> [WHAT YOU WILL DO] In the listing below, how many lines carry the word "Liquide"? Reply with only the number.

> [RECORDS FOR PROCESSING]
- Opening Delimiter -
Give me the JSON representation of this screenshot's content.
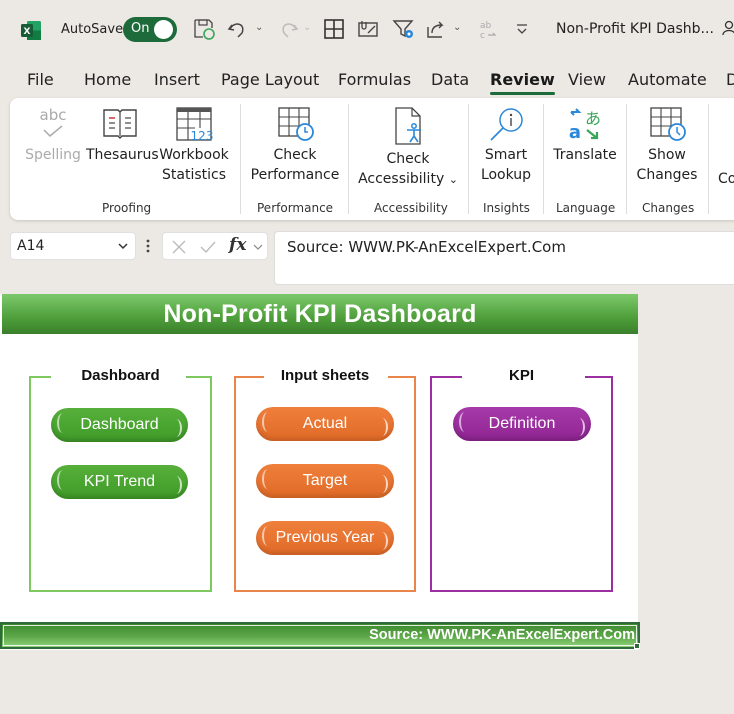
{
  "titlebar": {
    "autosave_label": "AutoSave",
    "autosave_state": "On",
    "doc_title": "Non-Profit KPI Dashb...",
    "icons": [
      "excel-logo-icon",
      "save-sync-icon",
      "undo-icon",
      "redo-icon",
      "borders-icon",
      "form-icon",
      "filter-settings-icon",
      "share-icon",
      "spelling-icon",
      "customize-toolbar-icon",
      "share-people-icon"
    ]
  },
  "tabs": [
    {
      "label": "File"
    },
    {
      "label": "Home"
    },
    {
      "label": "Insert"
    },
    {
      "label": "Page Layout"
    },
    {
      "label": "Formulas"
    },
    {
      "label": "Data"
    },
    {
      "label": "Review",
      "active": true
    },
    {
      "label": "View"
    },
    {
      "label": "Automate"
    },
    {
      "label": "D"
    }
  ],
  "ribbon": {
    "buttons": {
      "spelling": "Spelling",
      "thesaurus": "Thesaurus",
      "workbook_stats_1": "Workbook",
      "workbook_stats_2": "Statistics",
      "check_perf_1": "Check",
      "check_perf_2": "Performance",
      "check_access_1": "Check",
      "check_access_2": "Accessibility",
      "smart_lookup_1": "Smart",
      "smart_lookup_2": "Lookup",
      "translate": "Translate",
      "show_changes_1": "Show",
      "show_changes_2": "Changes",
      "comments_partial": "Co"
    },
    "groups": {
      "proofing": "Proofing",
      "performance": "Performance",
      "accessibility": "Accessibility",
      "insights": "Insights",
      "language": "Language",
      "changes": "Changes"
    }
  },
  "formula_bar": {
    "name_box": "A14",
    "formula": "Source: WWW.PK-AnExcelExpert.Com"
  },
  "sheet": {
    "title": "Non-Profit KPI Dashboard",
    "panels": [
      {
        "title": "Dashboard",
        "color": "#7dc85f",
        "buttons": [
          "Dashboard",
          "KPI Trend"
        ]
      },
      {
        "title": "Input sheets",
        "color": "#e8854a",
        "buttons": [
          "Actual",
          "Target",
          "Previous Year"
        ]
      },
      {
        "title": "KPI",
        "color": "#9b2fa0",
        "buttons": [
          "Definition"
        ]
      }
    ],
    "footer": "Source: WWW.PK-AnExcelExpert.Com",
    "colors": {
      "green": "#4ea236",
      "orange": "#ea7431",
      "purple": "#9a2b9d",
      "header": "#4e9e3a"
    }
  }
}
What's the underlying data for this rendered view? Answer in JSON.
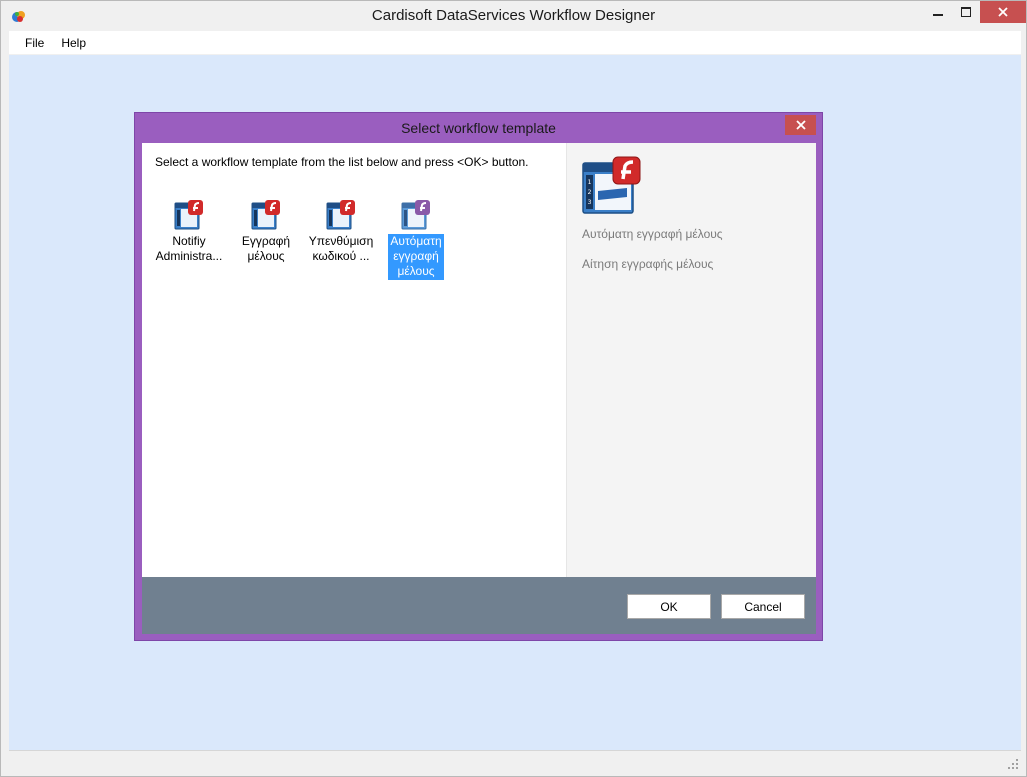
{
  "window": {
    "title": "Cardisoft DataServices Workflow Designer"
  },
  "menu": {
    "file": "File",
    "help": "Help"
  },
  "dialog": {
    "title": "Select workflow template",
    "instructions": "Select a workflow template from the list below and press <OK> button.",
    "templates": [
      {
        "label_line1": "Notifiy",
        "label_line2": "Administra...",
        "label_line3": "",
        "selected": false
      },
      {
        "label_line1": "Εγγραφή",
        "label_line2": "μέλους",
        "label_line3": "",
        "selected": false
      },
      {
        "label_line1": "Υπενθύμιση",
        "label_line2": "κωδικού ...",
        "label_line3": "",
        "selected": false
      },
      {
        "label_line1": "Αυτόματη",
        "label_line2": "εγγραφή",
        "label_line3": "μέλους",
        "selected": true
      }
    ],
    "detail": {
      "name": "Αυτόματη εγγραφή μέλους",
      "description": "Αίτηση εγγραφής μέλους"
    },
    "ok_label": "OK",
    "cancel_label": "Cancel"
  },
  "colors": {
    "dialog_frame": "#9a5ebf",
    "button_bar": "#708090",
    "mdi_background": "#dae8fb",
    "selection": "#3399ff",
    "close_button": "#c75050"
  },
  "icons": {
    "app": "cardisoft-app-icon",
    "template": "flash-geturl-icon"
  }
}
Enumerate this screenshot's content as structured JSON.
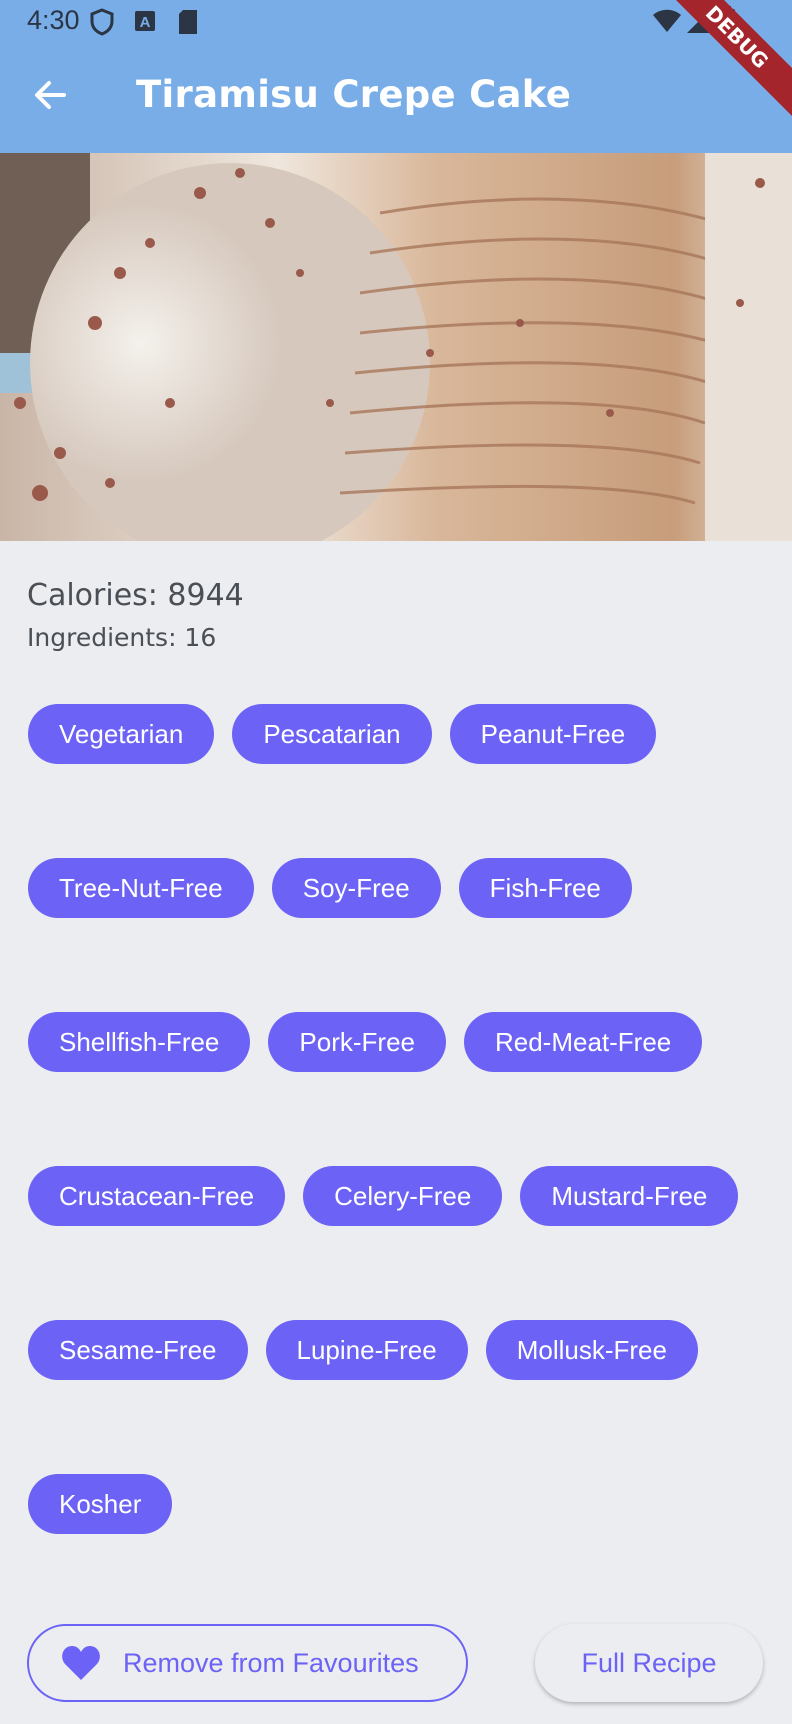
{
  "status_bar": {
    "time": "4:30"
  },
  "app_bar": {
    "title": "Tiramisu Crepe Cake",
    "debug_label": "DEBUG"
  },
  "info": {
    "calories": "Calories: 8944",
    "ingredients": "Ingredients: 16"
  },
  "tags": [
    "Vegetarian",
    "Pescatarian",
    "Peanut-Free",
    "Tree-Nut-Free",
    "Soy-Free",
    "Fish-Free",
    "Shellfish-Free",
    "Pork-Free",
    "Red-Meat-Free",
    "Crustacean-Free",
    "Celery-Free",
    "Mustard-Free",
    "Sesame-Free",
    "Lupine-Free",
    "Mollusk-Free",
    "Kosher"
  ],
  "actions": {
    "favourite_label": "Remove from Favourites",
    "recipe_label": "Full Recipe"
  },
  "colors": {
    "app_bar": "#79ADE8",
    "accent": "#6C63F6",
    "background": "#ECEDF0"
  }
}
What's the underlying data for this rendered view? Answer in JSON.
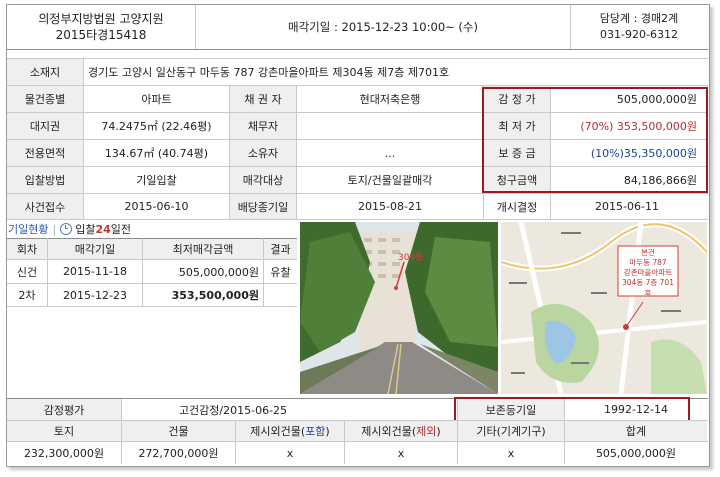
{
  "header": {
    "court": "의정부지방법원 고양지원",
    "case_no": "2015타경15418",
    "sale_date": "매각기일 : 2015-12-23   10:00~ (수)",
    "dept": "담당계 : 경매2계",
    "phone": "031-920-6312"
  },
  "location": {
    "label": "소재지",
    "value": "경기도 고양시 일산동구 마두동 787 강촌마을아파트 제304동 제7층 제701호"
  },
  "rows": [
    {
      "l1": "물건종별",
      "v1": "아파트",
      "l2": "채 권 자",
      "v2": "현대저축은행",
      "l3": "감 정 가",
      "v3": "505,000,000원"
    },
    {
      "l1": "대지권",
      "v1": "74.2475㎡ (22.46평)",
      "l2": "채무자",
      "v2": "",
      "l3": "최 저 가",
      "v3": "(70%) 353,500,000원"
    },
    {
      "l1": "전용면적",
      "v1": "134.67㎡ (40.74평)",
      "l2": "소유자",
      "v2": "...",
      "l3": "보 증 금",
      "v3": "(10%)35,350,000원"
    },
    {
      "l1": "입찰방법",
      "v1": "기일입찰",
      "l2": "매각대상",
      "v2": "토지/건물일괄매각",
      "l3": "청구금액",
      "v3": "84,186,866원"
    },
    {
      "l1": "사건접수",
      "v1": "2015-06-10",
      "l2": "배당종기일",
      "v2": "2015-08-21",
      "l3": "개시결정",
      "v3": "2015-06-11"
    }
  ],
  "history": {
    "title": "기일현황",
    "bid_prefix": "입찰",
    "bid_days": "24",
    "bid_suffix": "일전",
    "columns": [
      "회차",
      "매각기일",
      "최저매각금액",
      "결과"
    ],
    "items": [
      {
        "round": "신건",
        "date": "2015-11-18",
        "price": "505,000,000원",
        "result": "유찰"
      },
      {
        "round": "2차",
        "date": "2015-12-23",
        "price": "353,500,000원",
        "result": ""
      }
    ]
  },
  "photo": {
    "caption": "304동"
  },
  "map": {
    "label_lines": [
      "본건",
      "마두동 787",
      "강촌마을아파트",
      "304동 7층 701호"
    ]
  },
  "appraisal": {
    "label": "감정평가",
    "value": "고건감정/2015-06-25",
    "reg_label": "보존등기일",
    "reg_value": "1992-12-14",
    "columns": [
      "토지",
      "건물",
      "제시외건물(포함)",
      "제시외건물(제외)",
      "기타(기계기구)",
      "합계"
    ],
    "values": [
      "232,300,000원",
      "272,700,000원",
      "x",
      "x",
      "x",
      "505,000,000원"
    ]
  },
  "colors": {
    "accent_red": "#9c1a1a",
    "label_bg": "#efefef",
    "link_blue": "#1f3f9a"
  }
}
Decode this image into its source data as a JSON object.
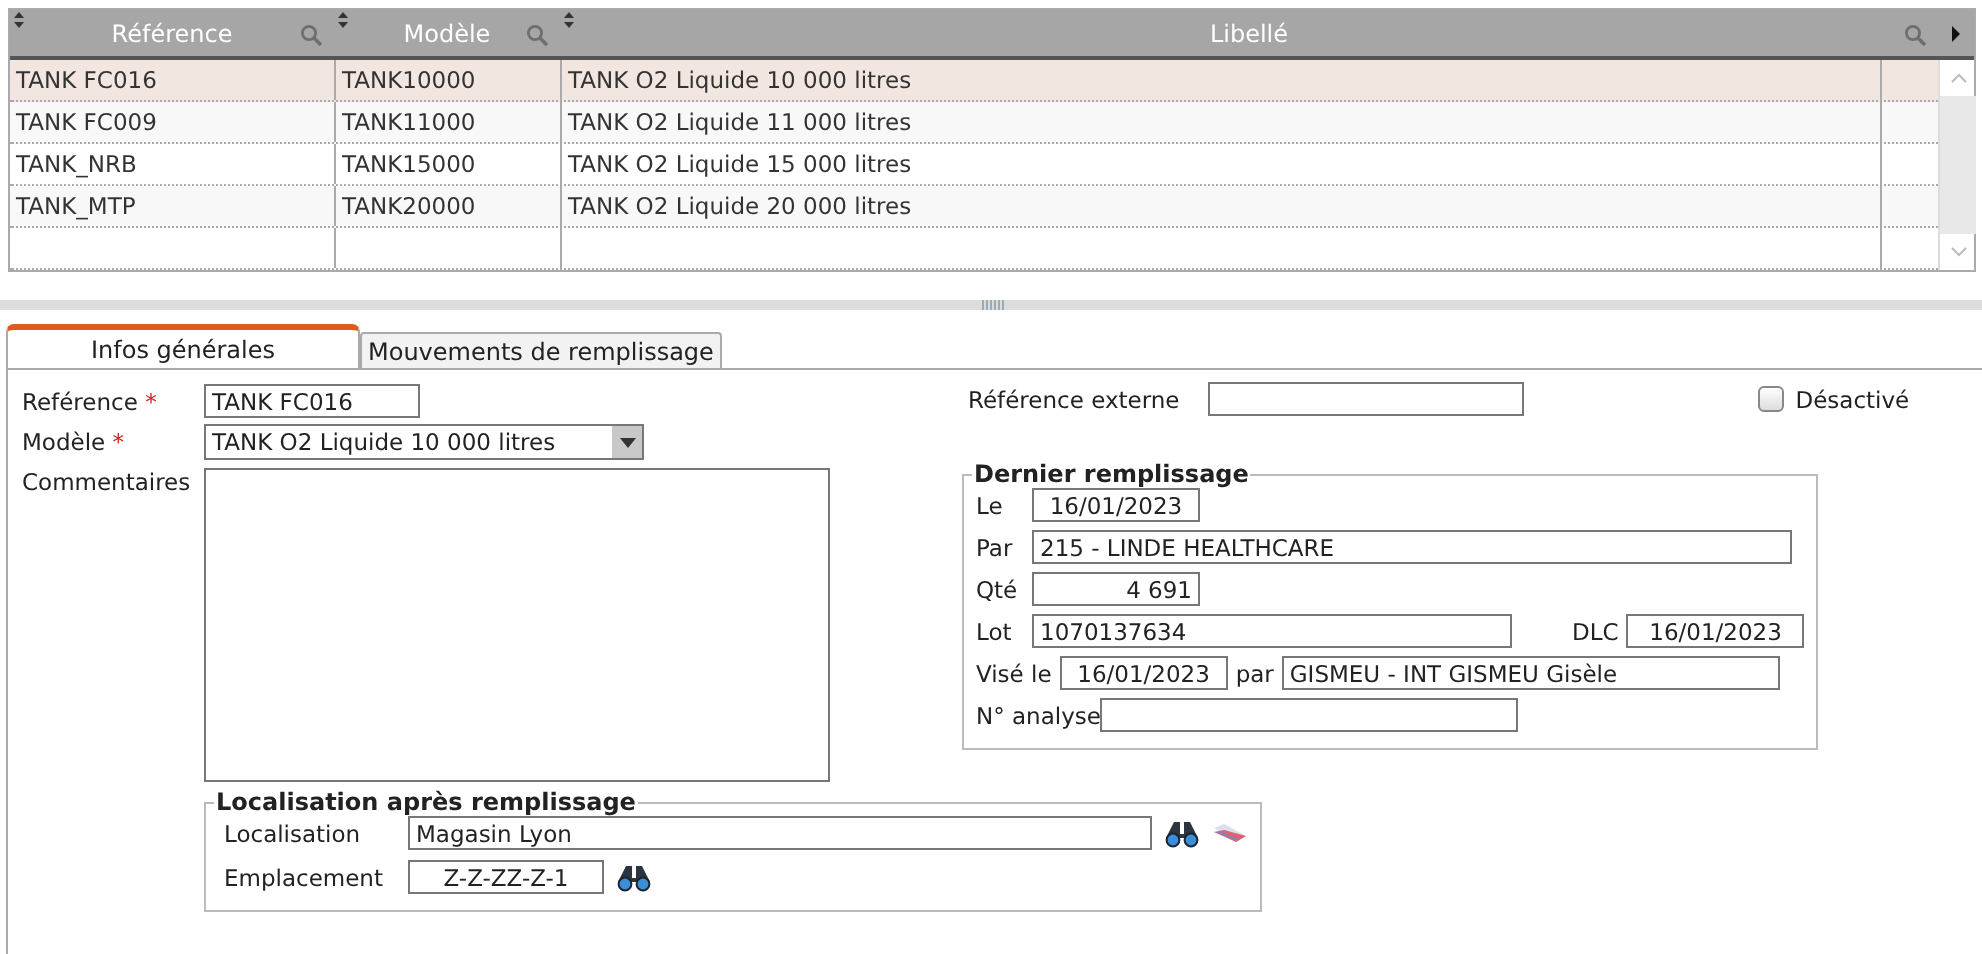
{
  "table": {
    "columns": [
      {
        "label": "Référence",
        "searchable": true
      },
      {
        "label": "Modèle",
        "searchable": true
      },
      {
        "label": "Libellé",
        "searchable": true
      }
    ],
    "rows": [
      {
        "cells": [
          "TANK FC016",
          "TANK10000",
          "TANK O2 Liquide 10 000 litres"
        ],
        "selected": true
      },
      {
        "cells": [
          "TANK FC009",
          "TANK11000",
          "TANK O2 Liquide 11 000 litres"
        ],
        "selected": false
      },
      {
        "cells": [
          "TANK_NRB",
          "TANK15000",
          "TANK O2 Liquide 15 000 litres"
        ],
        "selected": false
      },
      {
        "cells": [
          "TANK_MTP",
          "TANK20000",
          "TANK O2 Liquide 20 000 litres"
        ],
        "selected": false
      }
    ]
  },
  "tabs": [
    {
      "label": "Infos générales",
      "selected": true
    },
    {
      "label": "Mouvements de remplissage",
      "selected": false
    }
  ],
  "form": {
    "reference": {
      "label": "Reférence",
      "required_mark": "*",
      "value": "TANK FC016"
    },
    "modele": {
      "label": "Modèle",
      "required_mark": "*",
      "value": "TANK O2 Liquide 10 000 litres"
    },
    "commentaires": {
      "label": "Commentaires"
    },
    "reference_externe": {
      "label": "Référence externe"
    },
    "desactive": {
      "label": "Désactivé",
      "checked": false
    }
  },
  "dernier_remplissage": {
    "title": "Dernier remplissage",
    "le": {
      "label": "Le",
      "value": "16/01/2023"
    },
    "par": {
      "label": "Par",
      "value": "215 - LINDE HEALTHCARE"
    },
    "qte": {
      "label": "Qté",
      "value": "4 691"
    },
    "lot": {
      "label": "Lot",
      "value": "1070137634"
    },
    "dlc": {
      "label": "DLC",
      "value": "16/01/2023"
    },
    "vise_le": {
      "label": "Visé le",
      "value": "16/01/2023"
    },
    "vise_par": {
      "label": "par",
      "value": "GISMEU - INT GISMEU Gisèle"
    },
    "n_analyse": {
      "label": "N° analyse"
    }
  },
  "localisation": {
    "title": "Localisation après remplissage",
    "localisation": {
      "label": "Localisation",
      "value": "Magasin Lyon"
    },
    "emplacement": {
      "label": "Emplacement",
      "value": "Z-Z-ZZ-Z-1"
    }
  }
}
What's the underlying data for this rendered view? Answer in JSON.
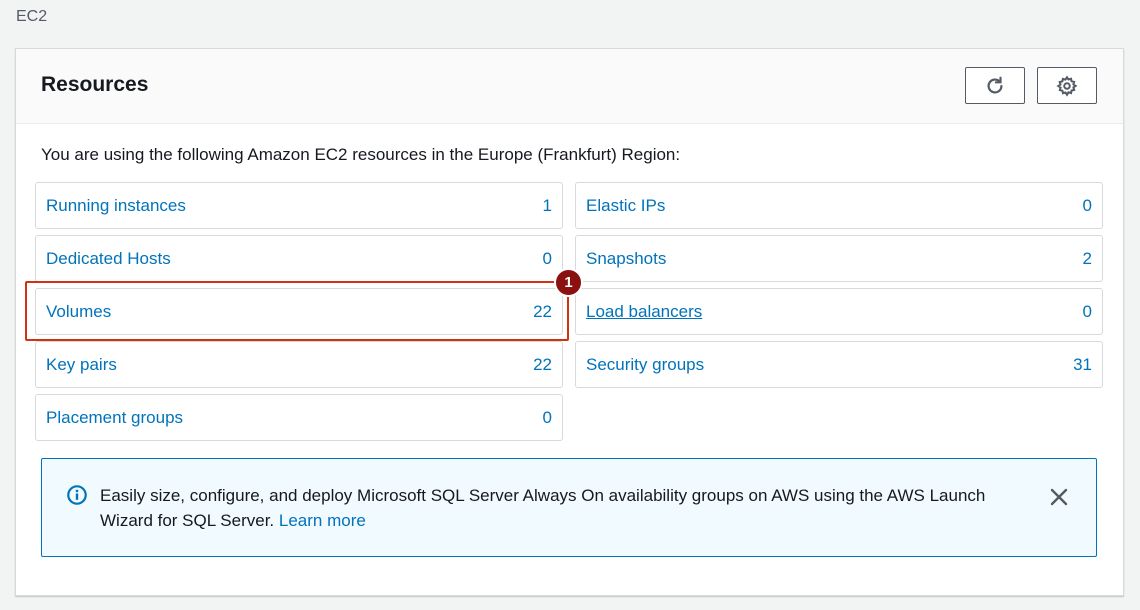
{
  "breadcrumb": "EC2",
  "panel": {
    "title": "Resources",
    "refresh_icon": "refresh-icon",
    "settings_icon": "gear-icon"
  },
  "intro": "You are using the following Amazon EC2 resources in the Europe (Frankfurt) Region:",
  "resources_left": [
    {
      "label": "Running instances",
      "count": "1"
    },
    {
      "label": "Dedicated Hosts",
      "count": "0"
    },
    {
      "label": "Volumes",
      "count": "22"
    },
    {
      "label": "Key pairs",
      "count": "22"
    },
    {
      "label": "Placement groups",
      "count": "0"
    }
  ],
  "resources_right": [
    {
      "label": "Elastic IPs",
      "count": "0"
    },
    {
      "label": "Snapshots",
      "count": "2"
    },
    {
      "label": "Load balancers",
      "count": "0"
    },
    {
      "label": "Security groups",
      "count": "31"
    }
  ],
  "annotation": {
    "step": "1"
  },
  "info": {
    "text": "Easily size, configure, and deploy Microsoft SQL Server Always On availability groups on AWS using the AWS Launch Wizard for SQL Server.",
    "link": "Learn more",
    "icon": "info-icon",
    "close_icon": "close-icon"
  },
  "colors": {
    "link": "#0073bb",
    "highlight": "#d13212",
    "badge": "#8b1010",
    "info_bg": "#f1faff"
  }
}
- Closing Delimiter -
> [PROBLEM SOLUTION] 5